I met a lot of our neighbors while out shoveling snow, because they were out doing the same.  We even had one neighbor come over with his snowblower and finish up for us on a day when the load was especially heavy.  Several people with four wheelers attached small plow blades to the front of them and made an attempt at clearing the street, knowing that the city plows wouldn’t come through for hours.  There’s a sweet sense of camaraderie in working side by side to beat back the elements for survival (or at least for the ability to get out and go to the McDonald’s drive-thru.)
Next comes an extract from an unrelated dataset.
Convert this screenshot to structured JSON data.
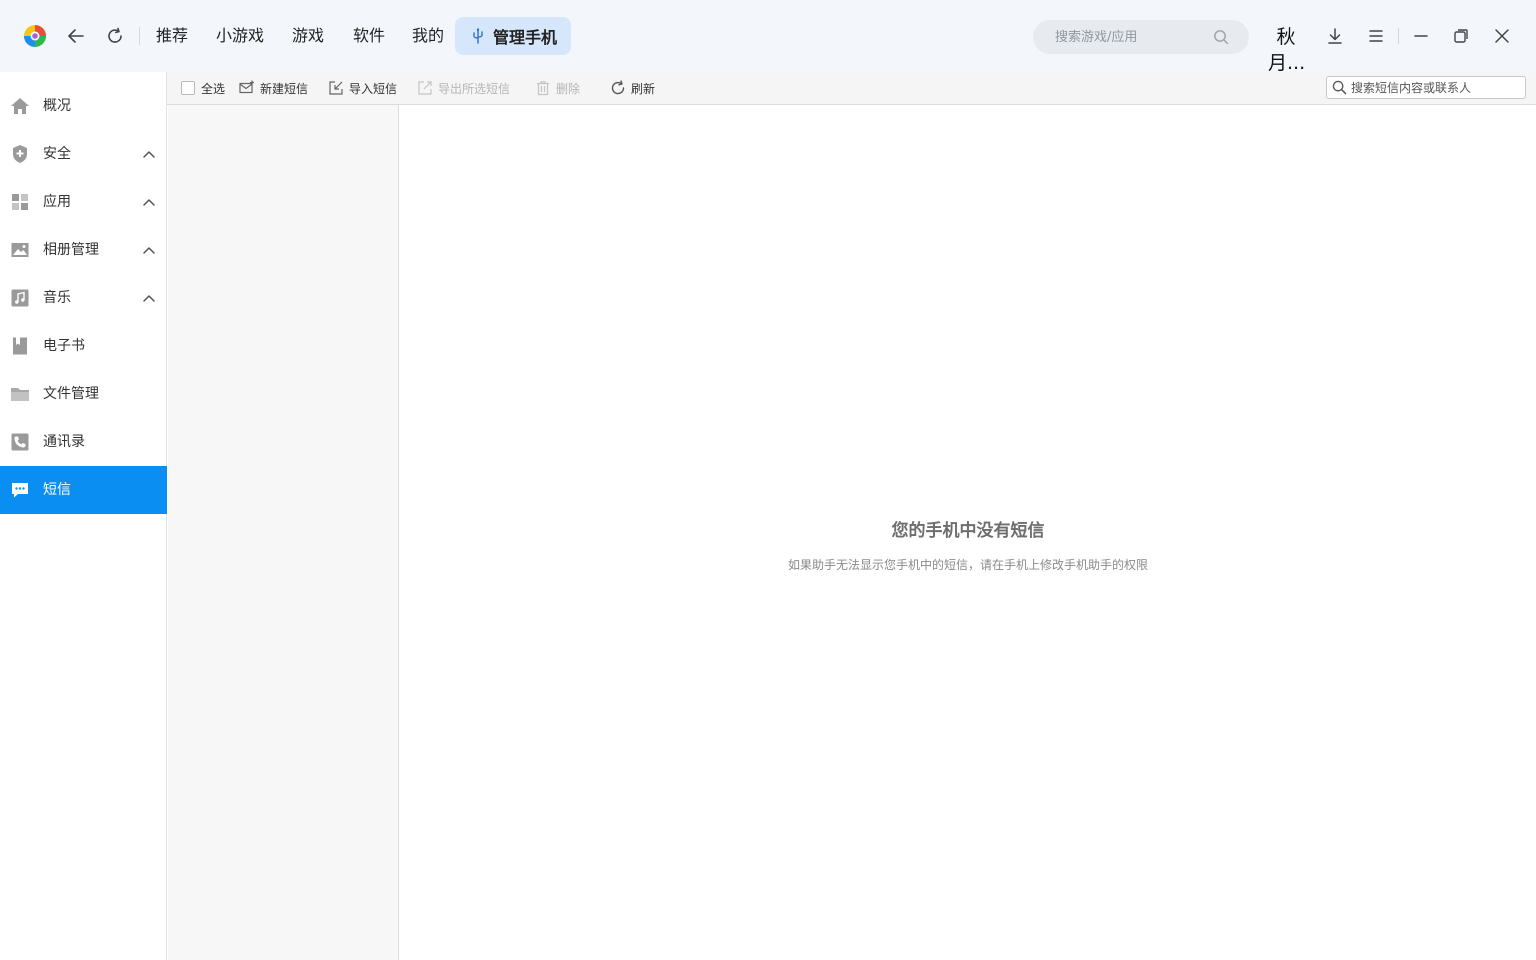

Make no mistake about it.  Shoveling snow is hard work.  Sweaty, difficult, back-breaking labor that is guaranteed to help you burn off the extra helpings of pumpkin pie you ate at Christmas dinner.  It is one series of motions–scoop, lift, turn, throw–repeated over and over, like the programming of some factory machine.  Except this machine is breathing harder than Paul Revere’s horse and soaking wet from mingled sweat and melting snow.  It’s an odd sensation to be simultaneously so hot that you long to throw your scarf and parka off in a handy snowbank and so cold that you can’t even feel your fingers or the dripping end of your nose.

Yes, it’s a good workout, and probably the one thing that saved my muscles from complete atrophy over the gloriously slothful two weeks of holiday vacation.  With the local authorities urging everyone who didn’t need to travel to keep the roads clear for emergency vehicles and snowplows, it was no trouble at all to devote ourselves to lazy indoor pursuits, like watching movies, playing games, and reading books.  Still, thanks to the ever piling and drifting snow, I went to bed every night with a new ache in a muscle I hadn’t realized existed until the moment I used it to toss a shovel load of ice up to the top of the steadily growing white mounds flanking our drive.

Nice neighbors, beautiful snow-covered vistas, a healthy workout–it wasn’t so bad.  I feel like shoveling snow was the last step of the makeover transforming this Georgia girl into a true daughter of Idaho.

But at this moment, I’d trade our car for a working snowblower.

***

The Northwest equivalent of prairie dogs...

The Northwest equivalent of prairie dogs...

Spelunking, Idaho style

Spelunking, Idaho style